  • 18 Jul 17

IPAA Submits Comments to Senate on Tax Reform

This week, the Independent Petroleum Association of America (IPAA) submitted comments to the Senate Finance Committee on upcoming tax reform efforts in Congress. IPAA’s comments focus on the role of the U.S. tax code in ensuring the continued production of abundant American natural resources and the future of the small businesses that support this job-creating development.

As companies that produce roughly 54 percent of American oil and over 75 percent of American natural gas, independent producers have a critical role to play in supporting our nation’s economy and energy security.  Yet many of these 9,000 plus companies are small businesses. In fact, the median IPAA member employs 12 full-time and 2 part-time employees and has been in business for 23 years – making many of these companies small, longstanding, community businesses. In turn, reforming the tax code cannot simply look at change for reforms sake, but rather must take into account the unique considerations of the thousands of small businesses behind this critical American industry.

IPAA’s comments look at a number of issues up for debate as tax reform moves forward, including the role of capital recovery provisions.  As the comments highlight, access to these provisions is critical to enabling companies to continue to invest in new production. From the report:

“The American shale revolution, spurred by horizontal drilling and hydraulic fracturing, has propelled the United States to become one of the biggest oil and natural gas production countries in the world, creating profound economic, trade and geopolitical advantages for the country. This remarkable American energy revitalization could end if tax reform legislation limits independent producers’ access to capital by changing oil and natural gas tax provisions. As such, the associations submitting these comments urge you to preserve the current tax treatment of capital formation and recovery provisions such as the expensing on IDC, the Percentage Depletion deduction and the passive loss exception for working interests. For this component of industry, capital recovery provisions are more critical than the tax rate.”

The Intangible Drilling Cost deduction is one of the many important provisions in the tax code that enables continued investment into new development. Similar to R&D costs for an array of industries, IDC’s represent all the expenses an operator may incur at the wellsite that don’t – by themselves – produce a physical asset for the producer. This century-old deduction allows producers to recover these costs and quickly reinvest them in new development.  Removing this provision from the U.S. tax code would have serious ramifications for industry. From IPAA’s comments:

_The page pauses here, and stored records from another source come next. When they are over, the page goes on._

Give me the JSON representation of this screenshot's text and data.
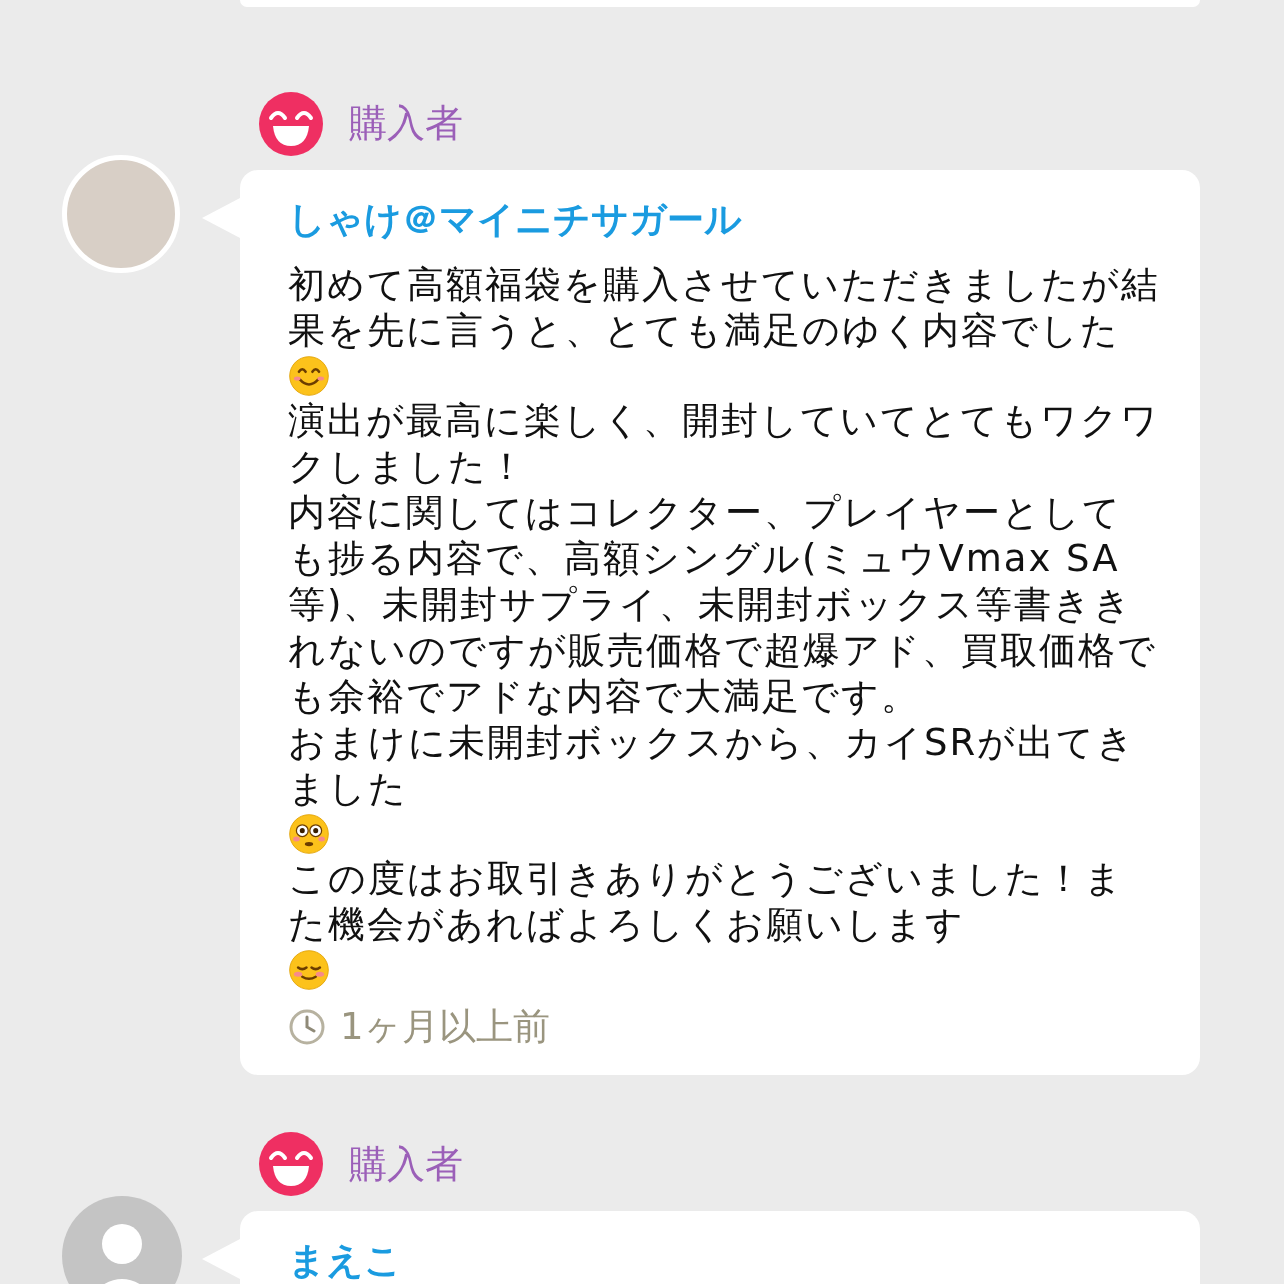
{
  "reviews": [
    {
      "kind": "illustrated-avatar",
      "role": "購入者",
      "name": "しゃけ＠マイニチサガール",
      "paragraphs": [
        {
          "text": "初めて高額福袋を購入させていただきましたが結果を先に言うと、とても満足のゆく内容でした",
          "kind": "smile"
        },
        {
          "text": "演出が最高に楽しく、開封していてとてもワクワクしました！",
          "kind": "plain"
        },
        {
          "text": "内容に関してはコレクター、プレイヤーとしても捗る内容で、高額シングル(ミュウVmax SA等)、未開封サプライ、未開封ボックス等書ききれないのですが販売価格で超爆アド、買取価格でも余裕でアドな内容で大満足です。",
          "kind": "plain"
        },
        {
          "text": "おまけに未開封ボックスから、カイSRが出てきました",
          "kind": "flushed"
        },
        {
          "text": "この度はお取引きありがとうございました！また機会があればよろしくお願いします",
          "kind": "blush"
        }
      ],
      "time": "1ヶ月以上前"
    },
    {
      "kind": "default-avatar",
      "role": "購入者",
      "name": "まえこ"
    }
  ]
}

“Only independent producers can fully expense IDC on American production. Loss of IDC for independent producers, especially at the current time when sales prices for oil and natural gas are likely to be low during the ‘flush’ production years, will have significant effects on capital development budgets. A Raymond James analysis in 2009 reported that the loss of IDC would result in capital drilling budgets being reduced by 25 to 30 percent. This compares with information provided to IPAA by its members indicating that drilling budgets would be cut by 25 to 40 percent. Regardless of the exactness of the assessments, clearly, the consequences would be significant.

“Additionally, changes to IDC expensing could be perilous for smaller independent producers. Unlike larger oil and natural gas companies, smaller independent producers are unable to attract financing from institutional investors or even community banks. The advent of Dodd-Frank has increasingly made lending to smaller producers impossible. As such, smaller producers must finance their drilling operations with cash flow generated from the wellhead. Changing the ability to immediately expense IDC will drastically curtail drilling budgets for all independent producers and will be especially impactful for smaller producers. Eliminating IDC would result less American investment and fewer wells being drilled in the United States each year.”

As IPAA’s comments summarize, “As sound as the benefits of lower tax rates are, for industries like American oil and natural gas production that is driven by recovering capital and reinvesting it in America, no likely lower tax rate that can be developed in tax reform would offset the loss of the capital recovery provisions that have so effectively encouraged American production.”  Read IPAA’s full comments HERE.